On October 9, the Federal Reserve Board released answers to frequently asked questions regarding the competitive review process for bank acquisitions, mergers, and other transactions under the Bank Holding Company Act, the Bank Merger Act and the Home Owners’ Loan Act. Press Release.

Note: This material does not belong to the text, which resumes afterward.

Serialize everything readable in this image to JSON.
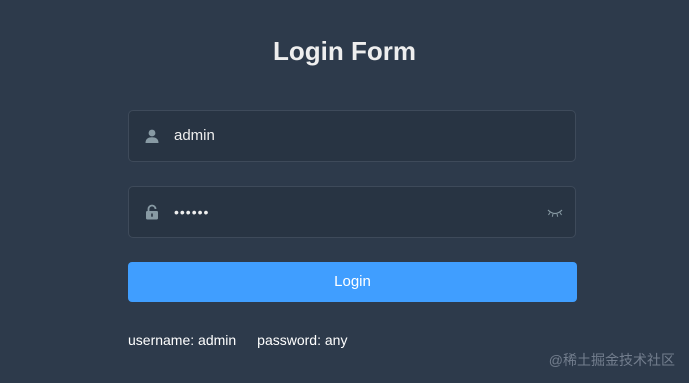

FAQs.

Did an Obscure Remark in a Recent Regulatory Publication Signal a New Interpretation of the Anti-Tying Rules?

In 2003, the Federal Reserve released its proposed interpretation of the anti-tying provisions of the Bank Holding Company Act Amendments, in which it stated that market power and anti-competitive effects were not necessary elements of an illegal tying arrangement.  Despite substantial commentary on the Federal Reserve’s proposed interpretation from financial institutions and other regulators, including the Department of Justice, the Federal Reserve has not revised its proposed interpretation of the anti-tying provisions of the BHC Act.  This alert discusses a recent regulatory publication raising the possibility that the Federal Reserve may be revisiting its earlier stance.  For more information, please click here.

Fed Request for Comments on “Predominantly Engaged in Financial Activities”

On April 2, the Fed requested comment on a proposed amendment to its February 11 notice of proposed rulemaking to establish requirements for determining whether a company is “predominantly engaged in financial activities“.  Based on comments received on the NPR, the amendment is intended to clarify the definition of financial activities for purposes of Title I.  Commenters to the February 11 proposal asked whether conditions imposed under the Bank Holding Company Act and regulations should be considered in defining financial activities under Title 1.  Comments must be submitted by May 25.  Fed Release. 
Request for Comment. 

Fed Approves Capital One Acquisition of ING

On February 14, pursuant to Section 4(j) of the Bank Holding Company Act (BHCA), the Fed issued an order approving the acquisition by Capital One Financial Corporation of ING Bank, fsb.  Of particular significance is the manner in which the Fed implemented the new requirement added to Section 4(j) of the BHCA by Section 604(d) of the Dodd-Frank Act.  It requires the Fed to consider “risk to the stability of the United States banking or financial system” to the list of possible adverse effects that the Fed must weigh against any expected public benefits in considering proposals under Section 4(j).  The February 14 order provides guidance as to certain types of transactions that would not likely present financial stability concerns because they likely would have only a de minimis impact on an institution’s “systemic footprint.”  The order provides three examples of such transactions: (i) an acquisition of less than $2 billion in total assets; (ii) a transaction resulting in a firm with less than $25 billion in total assets; and (iii) a corporate reorganization, absent evidence that the transaction would result in a significant increase in interconnectedness, complexity, cross-border activities, or other risk.  Fed Order.